Friday, July 11, 2008


Having previously discussed seasonal fabrics, this week I'd like to look at the importance of fabric in any men's suit no matter what the season. We all know that the cut of a bespoke suit makes the difference between standing out in the crowd and having a standardised version of the suit you'd like, but let's not forget how important the right kind of fabric is in the equation.

Your choice of fabric emphasises why getting a made to measure suit is a much better investment than an off the peg quick fix. Any tailor worth his salt will spend time choosing the right fabric for your suit with you so that the suit maintains its best look no matter when you wear it. As an integral element of suit buying, choosing the right fabric is dependent on two main factors:

Fabric Weight

Getting the right weight of fabric for your suit so that it hangs in a flattering manner is as important as getting your measurements right. After all, if your jacket buckles or the trousers wrinkle half way through the day, the impact you have at that all-important presentation may not be quite the one you intended when you left your home in the morning.

The weight of any suit fabric is determined by the mix it is comprised of, wools and flannels being the heaviest. Suit fabrics are measured in density of metres; and the heavier your fabric the more sturdy your suit will be, but in some cases the less breathable. You can of course get wool mixes, which are created for breathability and will still keep the shape of your suit. But bear in mind that generally the denser the fabric, the hotter you'll be.

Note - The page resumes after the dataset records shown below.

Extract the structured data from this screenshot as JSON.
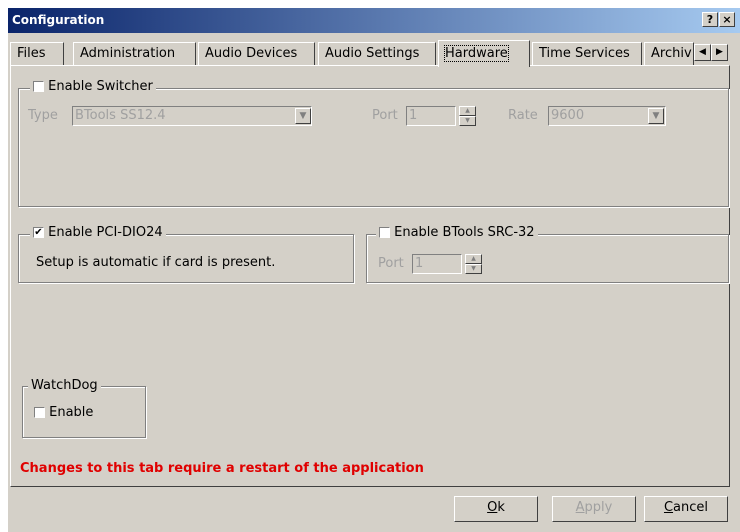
{
  "window": {
    "title": "Configuration",
    "help_btn": "?",
    "close_btn": "×"
  },
  "tabs": [
    {
      "label": "Files"
    },
    {
      "label": "Administration"
    },
    {
      "label": "Audio Devices"
    },
    {
      "label": "Audio Settings"
    },
    {
      "label": "Hardware",
      "active": true
    },
    {
      "label": "Time Services"
    },
    {
      "label": "Archiv"
    }
  ],
  "tab_scroll": {
    "left": "◀",
    "right": "▶"
  },
  "switcher": {
    "label": "Enable Switcher",
    "checked": false,
    "type_label": "Type",
    "type_value": "BTools SS12.4",
    "port_label": "Port",
    "port_value": "1",
    "rate_label": "Rate",
    "rate_value": "9600"
  },
  "pci": {
    "label": "Enable PCI-DIO24",
    "checked": true,
    "note": "Setup is automatic if card is present."
  },
  "src32": {
    "label": "Enable BTools SRC-32",
    "checked": false,
    "port_label": "Port",
    "port_value": "1"
  },
  "watchdog": {
    "title": "WatchDog",
    "enable_label": "Enable",
    "checked": false
  },
  "warning": "Changes to this tab require a restart of the application",
  "buttons": {
    "ok_prefix": "",
    "ok_accel": "O",
    "ok_rest": "k",
    "apply_accel": "A",
    "apply_rest": "pply",
    "cancel_accel": "C",
    "cancel_rest": "ancel"
  },
  "check_glyph": "✔",
  "down_arrow": "▼",
  "up_small": "▲",
  "down_small": "▼"
}
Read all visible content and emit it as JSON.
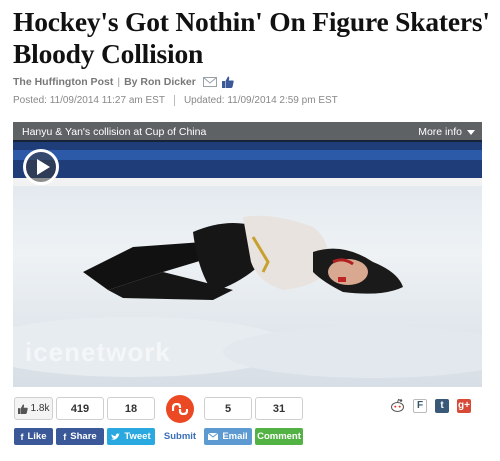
{
  "article": {
    "headline": "Hockey's Got Nothin' On Figure Skaters' Bloody Collision",
    "source": "The Huffington Post",
    "author": "By Ron Dicker",
    "posted": "Posted: 11/09/2014 11:27 am EST",
    "updated": "Updated: 11/09/2014 2:59 pm EST"
  },
  "video": {
    "caption": "Hanyu & Yan's collision at Cup of China",
    "more_info": "More info",
    "watermark": "icenetwork"
  },
  "share_counts": {
    "facebook": "1.8k",
    "share": "419",
    "tweet": "18",
    "stumble": "",
    "email": "5",
    "comment": "31"
  },
  "share_buttons": {
    "like": "Like",
    "share": "Share",
    "tweet": "Tweet",
    "submit": "Submit",
    "email": "Email",
    "comment": "Comment"
  },
  "colors": {
    "facebook": "#3b5998",
    "twitter": "#2aa9e0",
    "stumble": "#eb4924",
    "email": "#5d9ad2",
    "comment": "#52b244",
    "submit_text": "#3b6fb6"
  }
}
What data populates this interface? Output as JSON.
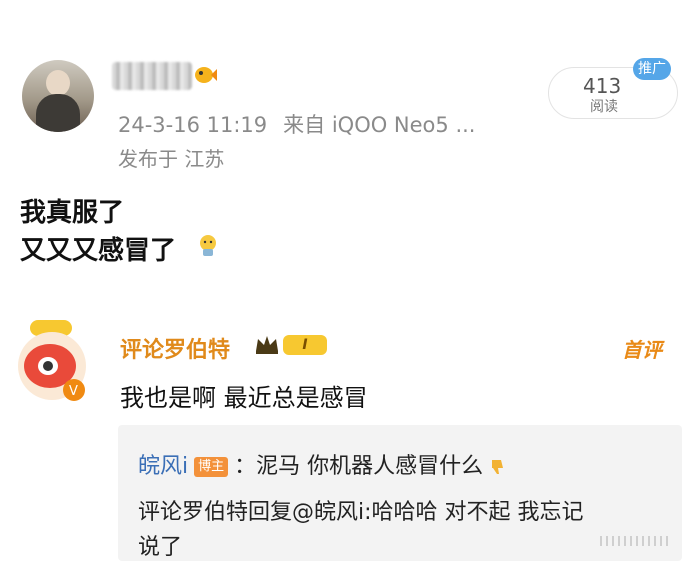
{
  "post": {
    "timestamp": "24-3-16 11:19",
    "source": "来自 iQOO Neo5 ...",
    "location": "发布于 江苏",
    "read_count": "413",
    "read_label": "阅读",
    "promo_tag": "推广",
    "lines": [
      "我真服了",
      "又又又感冒了"
    ]
  },
  "comment": {
    "author": "评论罗伯特",
    "level": "I",
    "first_tag": "首评",
    "text": "我也是啊 最近总是感冒",
    "replies": {
      "r1_name": "皖风i",
      "r1_tag": "博主",
      "r1_text": "：泥马 你机器人感冒什么",
      "r2_line1": "评论罗伯特回复@皖风i:哈哈哈 对不起 我忘记",
      "r2_line2": "说了"
    }
  },
  "colors": {
    "accent_orange": "#e08a1b",
    "link_blue": "#3b6fb6",
    "promo_blue": "#55a6e8"
  },
  "icons": [
    "fish-emoji-icon",
    "fatigue-emoji-icon",
    "crown-icon",
    "thumbs-down-icon",
    "verified-v-icon",
    "dots-watermark-icon"
  ]
}
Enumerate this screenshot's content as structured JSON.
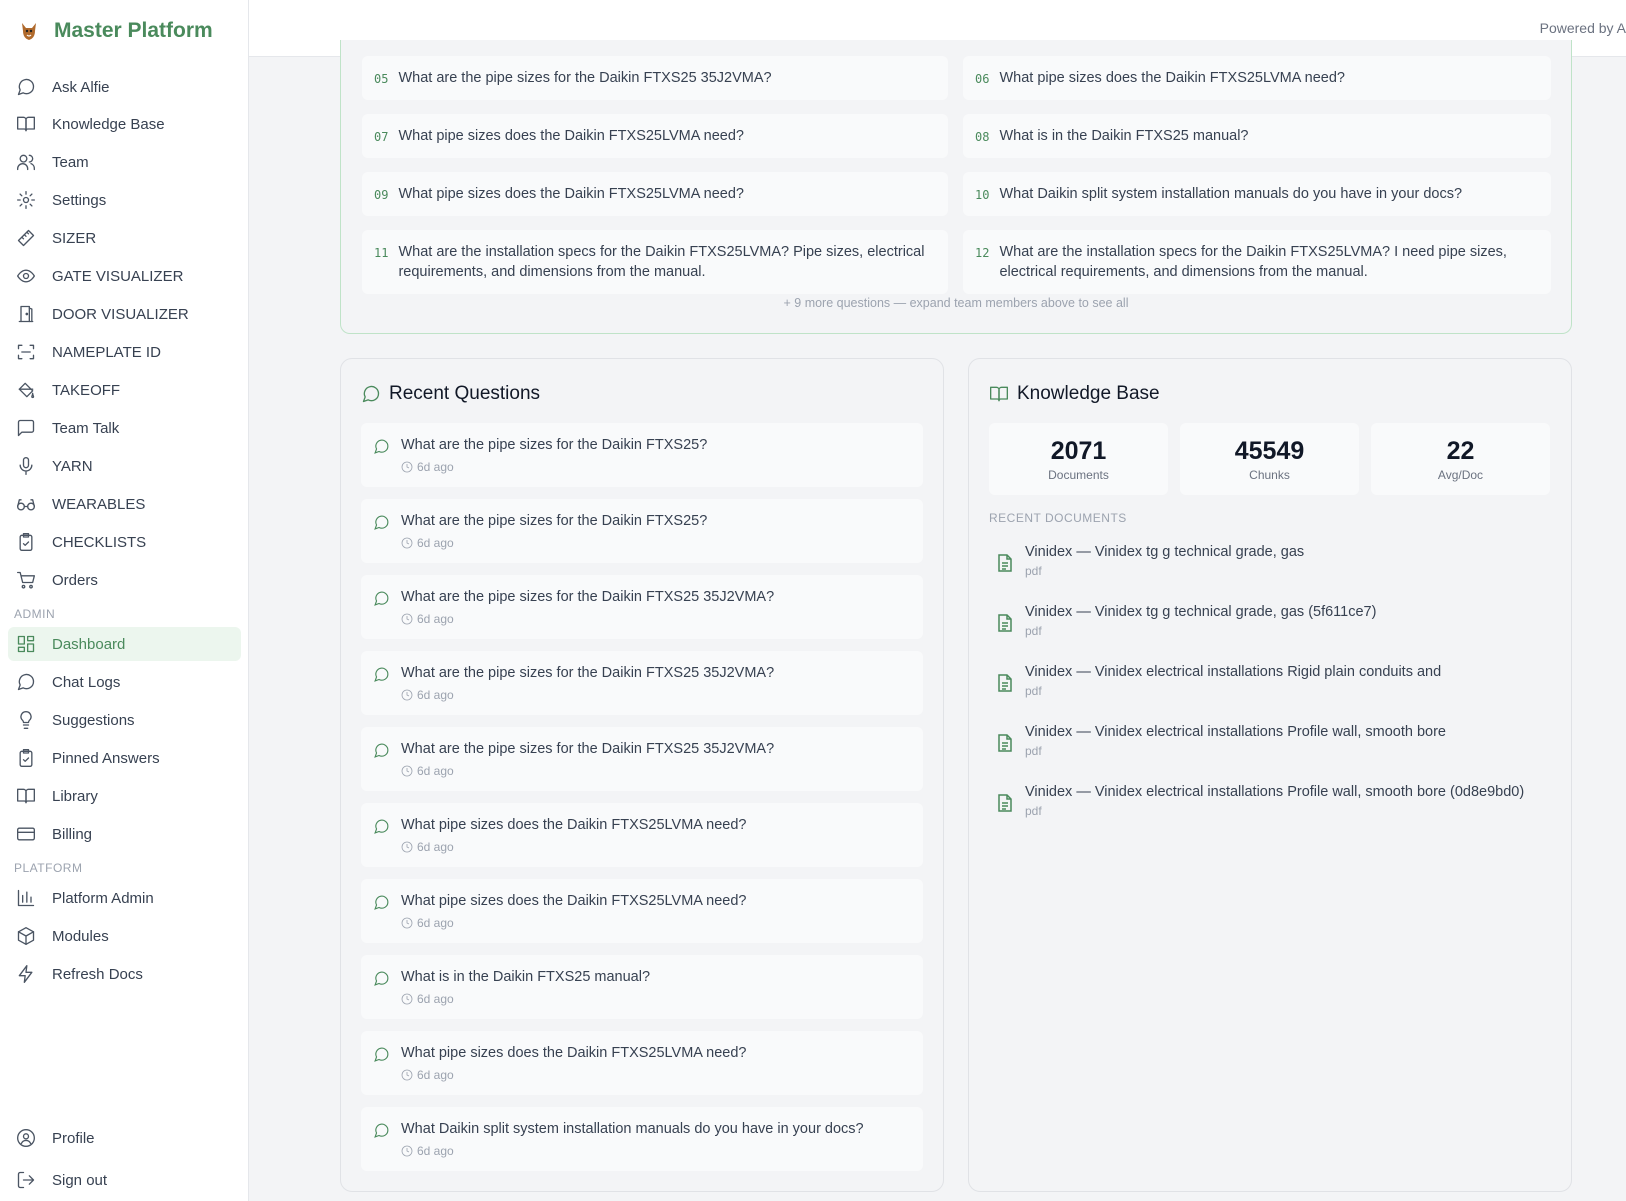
{
  "app": {
    "title": "Master Platform",
    "logo_icon": "fox-mascot-icon"
  },
  "topbar": {
    "powered_by": "Powered by A"
  },
  "sidebar": {
    "items": [
      {
        "label": "Ask Alfie",
        "icon": "chat-bubble-icon"
      },
      {
        "label": "Knowledge Base",
        "icon": "book-open-icon"
      },
      {
        "label": "Team",
        "icon": "users-icon"
      },
      {
        "label": "Settings",
        "icon": "gear-icon"
      },
      {
        "label": "SIZER",
        "icon": "ruler-icon"
      },
      {
        "label": "GATE VISUALIZER",
        "icon": "eye-icon"
      },
      {
        "label": "DOOR VISUALIZER",
        "icon": "door-icon"
      },
      {
        "label": "NAMEPLATE ID",
        "icon": "scan-icon"
      },
      {
        "label": "TAKEOFF",
        "icon": "paint-bucket-icon"
      },
      {
        "label": "Team Talk",
        "icon": "message-square-icon"
      },
      {
        "label": "YARN",
        "icon": "microphone-icon"
      },
      {
        "label": "WEARABLES",
        "icon": "glasses-icon"
      },
      {
        "label": "CHECKLISTS",
        "icon": "clipboard-check-icon"
      },
      {
        "label": "Orders",
        "icon": "cart-icon"
      }
    ],
    "admin_heading": "ADMIN",
    "admin_items": [
      {
        "label": "Dashboard",
        "icon": "dashboard-grid-icon",
        "active": true
      },
      {
        "label": "Chat Logs",
        "icon": "chat-bubble-icon"
      },
      {
        "label": "Suggestions",
        "icon": "lightbulb-icon"
      },
      {
        "label": "Pinned Answers",
        "icon": "clipboard-check-icon"
      },
      {
        "label": "Library",
        "icon": "book-open-icon"
      },
      {
        "label": "Billing",
        "icon": "credit-card-icon"
      }
    ],
    "platform_heading": "PLATFORM",
    "platform_items": [
      {
        "label": "Platform Admin",
        "icon": "bar-chart-icon"
      },
      {
        "label": "Modules",
        "icon": "package-icon"
      },
      {
        "label": "Refresh Docs",
        "icon": "lightning-icon"
      }
    ],
    "footer_items": [
      {
        "label": "Profile",
        "icon": "user-circle-icon"
      },
      {
        "label": "Sign out",
        "icon": "sign-out-icon"
      }
    ]
  },
  "top_questions": {
    "items": [
      {
        "num": "05",
        "text": "What are the pipe sizes for the Daikin FTXS25 35J2VMA?"
      },
      {
        "num": "06",
        "text": "What pipe sizes does the Daikin FTXS25LVMA need?"
      },
      {
        "num": "07",
        "text": "What pipe sizes does the Daikin FTXS25LVMA need?"
      },
      {
        "num": "08",
        "text": "What is in the Daikin FTXS25 manual?"
      },
      {
        "num": "09",
        "text": "What pipe sizes does the Daikin FTXS25LVMA need?"
      },
      {
        "num": "10",
        "text": "What Daikin split system installation manuals do you have in your docs?"
      },
      {
        "num": "11",
        "text": "What are the installation specs for the Daikin FTXS25LVMA? Pipe sizes, electrical requirements, and dimensions from the manual."
      },
      {
        "num": "12",
        "text": "What are the installation specs for the Daikin FTXS25LVMA? I need pipe sizes, electrical requirements, and dimensions from the manual."
      }
    ],
    "more_text": "+ 9 more questions — expand team members above to see all"
  },
  "recent_questions": {
    "title": "Recent Questions",
    "items": [
      {
        "text": "What are the pipe sizes for the Daikin FTXS25?",
        "time": "6d ago"
      },
      {
        "text": "What are the pipe sizes for the Daikin FTXS25?",
        "time": "6d ago"
      },
      {
        "text": "What are the pipe sizes for the Daikin FTXS25 35J2VMA?",
        "time": "6d ago"
      },
      {
        "text": "What are the pipe sizes for the Daikin FTXS25 35J2VMA?",
        "time": "6d ago"
      },
      {
        "text": "What are the pipe sizes for the Daikin FTXS25 35J2VMA?",
        "time": "6d ago"
      },
      {
        "text": "What pipe sizes does the Daikin FTXS25LVMA need?",
        "time": "6d ago"
      },
      {
        "text": "What pipe sizes does the Daikin FTXS25LVMA need?",
        "time": "6d ago"
      },
      {
        "text": "What is in the Daikin FTXS25 manual?",
        "time": "6d ago"
      },
      {
        "text": "What pipe sizes does the Daikin FTXS25LVMA need?",
        "time": "6d ago"
      },
      {
        "text": "What Daikin split system installation manuals do you have in your docs?",
        "time": "6d ago"
      }
    ]
  },
  "knowledge_base": {
    "title": "Knowledge Base",
    "stats": [
      {
        "value": "2071",
        "label": "Documents"
      },
      {
        "value": "45549",
        "label": "Chunks"
      },
      {
        "value": "22",
        "label": "Avg/Doc"
      }
    ],
    "recent_heading": "RECENT DOCUMENTS",
    "documents": [
      {
        "name": "Vinidex — Vinidex tg g technical grade, gas",
        "type": "pdf"
      },
      {
        "name": "Vinidex — Vinidex tg g technical grade, gas (5f611ce7)",
        "type": "pdf"
      },
      {
        "name": "Vinidex — Vinidex electrical installations Rigid plain conduits and",
        "type": "pdf"
      },
      {
        "name": "Vinidex — Vinidex electrical installations Profile wall, smooth bore",
        "type": "pdf"
      },
      {
        "name": "Vinidex — Vinidex electrical installations Profile wall, smooth bore (0d8e9bd0)",
        "type": "pdf"
      }
    ]
  },
  "colors": {
    "accent": "#4a8a5c",
    "active_bg": "#ecf6ee"
  }
}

Most men's suits are made of mid-weight material to allow ten month wear, meaning you can wear the suit on all but the hottest days of the year. Discuss with your tailor where and when you intend to wear your suit in order to get the right weight recommendation.

Thread Count

The quality of fabric you're buying is determined by the thread count. Simply put, the higher the count, the better quality you're getting. Often associated with linens, which is one of this season's most popular fabrics, the thread count should be applicable to every kind of cloth that you might buy a suit in and is usually referred to as the “Super number”. Depending on what you're wearing your suit for, a Super count thread which is in the 400+ range, indicates a fine cloth that will not endure constant wear. Unless you're committed to replacing your suit often, these kinds of cloths are best left to special occasions and not for office wear.